When people ask what inspired me, it’s not comedies. It’s only dramas on this film, all the dark movies from the ’60s where the devil is actually the kid, because some people say, "Oh it’s inspired by your kid!" I’m like, "What’re you talking about? He’s six years old, he’s a sweet little bunny." It has nothing to do with that. It was more dramas like "Bad Seed," or "The Shining" — as a comedy!
In a lot of your movies there are psychotic or near-psychotic characters, and that’s funny. But in real life that would be terrifying.
Having a sociopath in your life is not funny at all because they destroy your life for real. I made it funny in the film, but being around sociopathic people and narcissists is really an issue. "Lolo" is a comedy, but it’s actually a tragedy in real life. We all have had our sociopath.
Everyone knows one. Or is one!
Or is one! That’s it. You’re being quiet. Maybe it’s you! No, I’m joking. But sociopaths are really charming people. That’s the danger. They can spend many years fooling you, but once you’re stuck with them, they’re really destructive. And when they’re your child, what do you do? It’s a nightmare because you can’t get rid of them. You never know someone is a sociopath until you’re in a room, by accident, and they don’t know you’re there. Only in private. When they discover that they’ve been discovered, you can actually fear for your life. I’ve felt that way. I wanted to exploit that thing and maybe even further in the future I will explore the sociopath. They fascinate me, because they’re so part of society and so hidden and so successful, usually. It’s really creepy.

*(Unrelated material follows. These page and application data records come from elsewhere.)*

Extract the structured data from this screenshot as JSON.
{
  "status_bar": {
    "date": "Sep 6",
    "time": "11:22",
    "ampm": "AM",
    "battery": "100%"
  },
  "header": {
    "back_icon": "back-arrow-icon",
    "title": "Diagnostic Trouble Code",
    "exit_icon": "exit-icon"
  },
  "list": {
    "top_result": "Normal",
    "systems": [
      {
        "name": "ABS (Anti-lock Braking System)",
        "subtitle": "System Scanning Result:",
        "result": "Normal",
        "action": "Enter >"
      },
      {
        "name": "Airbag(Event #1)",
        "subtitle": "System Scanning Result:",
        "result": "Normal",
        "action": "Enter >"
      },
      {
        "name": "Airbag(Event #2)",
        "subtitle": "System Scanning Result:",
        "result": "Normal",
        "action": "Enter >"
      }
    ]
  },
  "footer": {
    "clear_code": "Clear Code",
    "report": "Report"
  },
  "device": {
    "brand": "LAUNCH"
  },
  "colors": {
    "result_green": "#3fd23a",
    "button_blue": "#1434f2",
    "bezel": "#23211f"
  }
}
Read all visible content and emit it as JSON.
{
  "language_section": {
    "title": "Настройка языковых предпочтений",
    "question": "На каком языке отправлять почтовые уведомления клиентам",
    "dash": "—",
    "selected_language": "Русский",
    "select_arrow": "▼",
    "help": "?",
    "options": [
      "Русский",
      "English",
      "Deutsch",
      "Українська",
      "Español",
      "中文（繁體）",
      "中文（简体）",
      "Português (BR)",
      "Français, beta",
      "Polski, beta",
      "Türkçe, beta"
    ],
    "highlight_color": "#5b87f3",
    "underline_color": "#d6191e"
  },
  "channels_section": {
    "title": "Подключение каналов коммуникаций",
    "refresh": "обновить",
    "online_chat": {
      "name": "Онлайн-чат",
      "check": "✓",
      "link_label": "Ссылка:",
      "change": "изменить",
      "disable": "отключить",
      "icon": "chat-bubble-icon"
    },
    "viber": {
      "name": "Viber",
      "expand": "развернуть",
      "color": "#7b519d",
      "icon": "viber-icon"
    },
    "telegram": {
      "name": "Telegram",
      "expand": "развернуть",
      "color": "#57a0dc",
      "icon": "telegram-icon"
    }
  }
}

Now I’m running a few things over in my head to make sure I’m not a sociopath.
You’re scared for yourself! But you see, already you’re not because sociopaths don’t doubt. They don’t question themselves. You’re more a neurotic. Wow, I’m, like, diagnosing you right now. I’m
like a doctor. Do I seem crazy? I’m a little bit crazy, right? Too much
tea. I become hectic.
As do the characters you write.
Yes, most of my characters are neurotic. They’re easy for me to write because I’m neurotic. If you give me a list of all the problems — Have you ever been depressed? Yes. Have you ever been suicidal? Yes — I have all the problems you can possibly imagine. But at the same time, I don’t. I’m stable in my own neurosis, I think.
The women you write, like Violette in "Lolo," Marion in the "2 Days" films and even Celine in the "Before" movies aren’t alike, and they aren’t you, exactly.
Not exactly. Violette has dedicated her life to her work, she’s put aside her personal life to just focus on her work and her kid. That’s it. She’s had no "woman’s life." I’m not like that at all. I’ve had relationships after relationships—not all successful.
You’re unafraid of debasing yourself in your films. You never try to make your characters seem glamorous or beautiful or perfect, which is what you see in a lot of American movies.
It’s annoying. I’m tired of seeing those women with the perfect hair, the perfect everything. They’re supposed to be junkies, but they’ve had their hair brushed. I can’t stand it. Oh my god. It makes me crazy. But they’re stars and they have a status, so even if they get out of it or play a junkie in a movie, they have to still look good. It’s really weird. It’s like people haven’t looked around them. They haven’t studied people. You see an actress on the screen and she’s supposed to be drunk, and fucked-up, and all she has is a little less makeup than usual. But her hair is still perfect. When I get drunk, nothing’s perfect. I’m a mess, and I throw up.